In December 1917, Finland declared independence from Russia after years of enduring a testy relationship as a “Grand Duchy” within the Russian Empire, struggling to hold on to its national identity and culture amid “Russification” policies. It was the year the Soviets initiated the Russian Revolution, and Finland wanted nothing to do with it.
“We fought 600 years for our freedom and I am part of the generation which achieved it,” wrote the composer Jean Sibelius. Existing between the competing powers of Sweden and Russia, Finland had been subject to foreign influence for centuries. “Freedom! My Finlandia is the story of this fight.

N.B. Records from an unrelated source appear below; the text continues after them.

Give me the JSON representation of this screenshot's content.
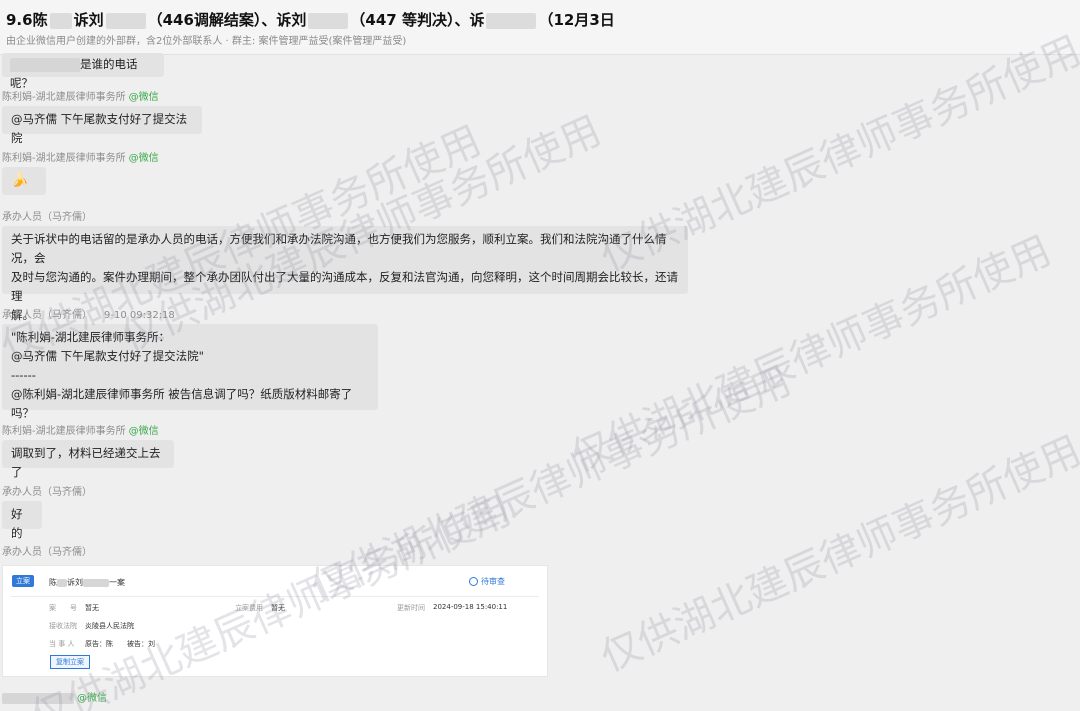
{
  "header": {
    "title_p1": "9.6陈",
    "title_p2": "诉刘",
    "title_p3": "（446调解结案）、诉刘",
    "title_p4": "（447 等判决）、诉",
    "title_p5": "（12月3日",
    "subtitle": "由企业微信用户创建的外部群，含2位外部联系人 · 群主: 案件管理严益受(案件管理严益受)"
  },
  "messages": [
    {
      "text": "是谁的电话呢？"
    },
    {
      "sender": "陈利娟-湖北建辰律师事务所",
      "wx": "@微信",
      "text": "@马齐儒 下午尾款支付好了提交法院"
    },
    {
      "sender": "陈利娟-湖北建辰律师事务所",
      "wx": "@微信",
      "emoji": "🍌"
    },
    {
      "sender": "承办人员（马齐儒）",
      "lines": [
        "关于诉状中的电话留的是承办人员的电话，方便我们和承办法院沟通，也方便我们为您服务，顺利立案。我们和法院沟通了什么情况，会",
        "及时与您沟通的。案件办理期间，整个承办团队付出了大量的沟通成本，反复和法官沟通，向您释明，这个时间周期会比较长，还请理",
        "解。"
      ]
    },
    {
      "sender": "承办人员（马齐儒）",
      "time": "9-10 09:32:18",
      "lines": [
        "\"陈利娟-湖北建辰律师事务所：",
        "@马齐儒 下午尾款支付好了提交法院\"",
        "------",
        "@陈利娟-湖北建辰律师事务所  被告信息调了吗？纸质版材料邮寄了吗？"
      ]
    },
    {
      "sender": "陈利娟-湖北建辰律师事务所",
      "wx": "@微信",
      "text": "调取到了，材料已经递交上去了"
    },
    {
      "sender": "承办人员（马齐儒）",
      "text": "好的"
    },
    {
      "sender": "承办人员（马齐儒）"
    },
    {
      "wx": "@微信"
    }
  ],
  "card": {
    "tag": "立案",
    "case_title_a": "陈",
    "case_title_b": "诉刘",
    "case_title_c": "一案",
    "status": "待审查",
    "f_no_label": "案　　号",
    "f_no_value": "暂无",
    "f_fee_label": "立案费用",
    "f_fee_value": "暂无",
    "f_time_label": "更新时间",
    "f_time_value": "2024-09-18 15:40:11",
    "f_court_label": "接收法院",
    "f_court_value": "炎陵县人民法院",
    "f_party_label": "当 事 人",
    "f_party_value": "原告：陈　　被告：刘",
    "button": "复制立案"
  },
  "watermark": "仅供湖北建辰律师事务所使用"
}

It is the song of our battle, our hymn of victory,” wrote Sibelius.
“Finlandia” had been composed amid Finnish resistance to Russian rule, and the composer Sibelius sought to capture the Finnish voice and culture without resorting to mimicry of folk melodies.
The piece became a great success, and not just domestically. “Finlandia” put Finland on the world’s stage, elevating its artistic contributions into the classical canon.
The piece—written without words for an orchestra—so moved its listeners that it has since been set to several hymns, including “Be Still My Soul,” “At the Table,” “Land of the Pine,” and “Our Farewell Song.” It has been taken to be a hymn of victory and freedom and an unofficial national song of Finland.
The triumphant symphonic poem, which runs around eight minutes, is still a frequently performed favorite.
The program includes Shen Yun’s original compositions, as well as Sibelius’s “Finlandia,” Dvorak’s “New World Symphony,” and the “Butterfly Lovers Violin Concerto.”
Finnish History in 7 Parts
In 1899, Sibelius was asked to compose music for the “Press Celebrations” event.
Billed as an event to raise money for newspaper workers’ pensions, the intent was to finance a Finnish free press, rebelling against Russian censorship policies.
Sibelius composed a work of seven musical tableaux depicting the nation’s history, and intended to write music the Finnish would recognize as their own without resorting to imitating folk music.
“I would not wish to tell a lie in art,” he wrote to his wife, Aino. “But I think I am now on the right path. I now grasp those Finnish, purely Finnish tendencies in music less realistically but more truthfully than before.”
It began with a prelude, then a tableau titled “The Song of Väinämöinen,” the demigod hero of the Finnish epic Kalevala. The second tableau, “The Finns are Baptized by Bishop Henry,” depicts the introduction of Christianity to Finland as far back as the eighth century. The third tableau, “Scene from Duke Johan’s Court,” references the ruler of Finland in the late 1500s. The fourth section, “The Finns in the Thirty Years’ War,” touches on one of the longest conflicts in European history.
The penultimate piece, “The Great Hostility,” referenced Russian domination of Finland, preceding the triumphant ending, “Finland Awakes.”
The last piece proved too patriotic to advertise at the time and was performed under names like “A Scandinavian Choral March” and “Impromptu” to escape Russian policing.
The work was immensely popular, and a year later, inspired by anonymous fan letters, Sibelius reworked the last two sections into a separate piece titled “Finlandia.”
Song of Triumph
“Finlandia” begins in an ominous mood, the low brass procession symbolizing the hardships and pressure Finland endured. The dark atmosphere soon gives way to a solemn but hopeful melody in the woodwinds, later echoed by the strings and the rest of the orchestra as the music becomes increasingly triumphant and fanfare-like in the middle “motif of victory” section.
Sibelius was reportedly inspired by views of the Aulanko region’s trees and serene lake. The music is, at times, stately, march-like, and, at other times, almost sacred. Listeners far from Finland resonate with the sense of patriotism and liberty the music evokes.
The piece was debuted by the Helsinki Philharmonic, which took it across Europe on tour, all the way to the World Exposition held in Paris that year.
The rousing symphonic poem has moved many a listener to the song—most recordings of “Finlandia” feature a chorus, usually using the words poet V.A. Koskenniemi set to the music.
“Official” lyrics were first used in 1937 when opera singer Waino Sola set words to the song. Koskenniemi supplied a new set of lyrics in 1939 after the Winter War, which Russia waged against Finland. Sibelius only arranged the hymn for the choir in 1948.
The composer was a little baffled by the popularity of his work as a hymn. “It is written for an orchestra. But if the world wants to sing it, it can’t be helped,” he later wrote.
Milen Nachev will conduct the orchestra, with Catherine Zhang serving as concertmaster.
The Shen Yun Symphony Orchestra comprises musicians who tour and perform with the eight Shen Yun Performing Arts dance groups.
Mr. Nachev completed his 10th season with Shen Yun earlier this year and has led the symphony orchestra in renowned concert halls like Carnegie Hall, the Kennedy Center, Tokyo Opera City, and many more.
Learn more at ShenYunSymphony.com.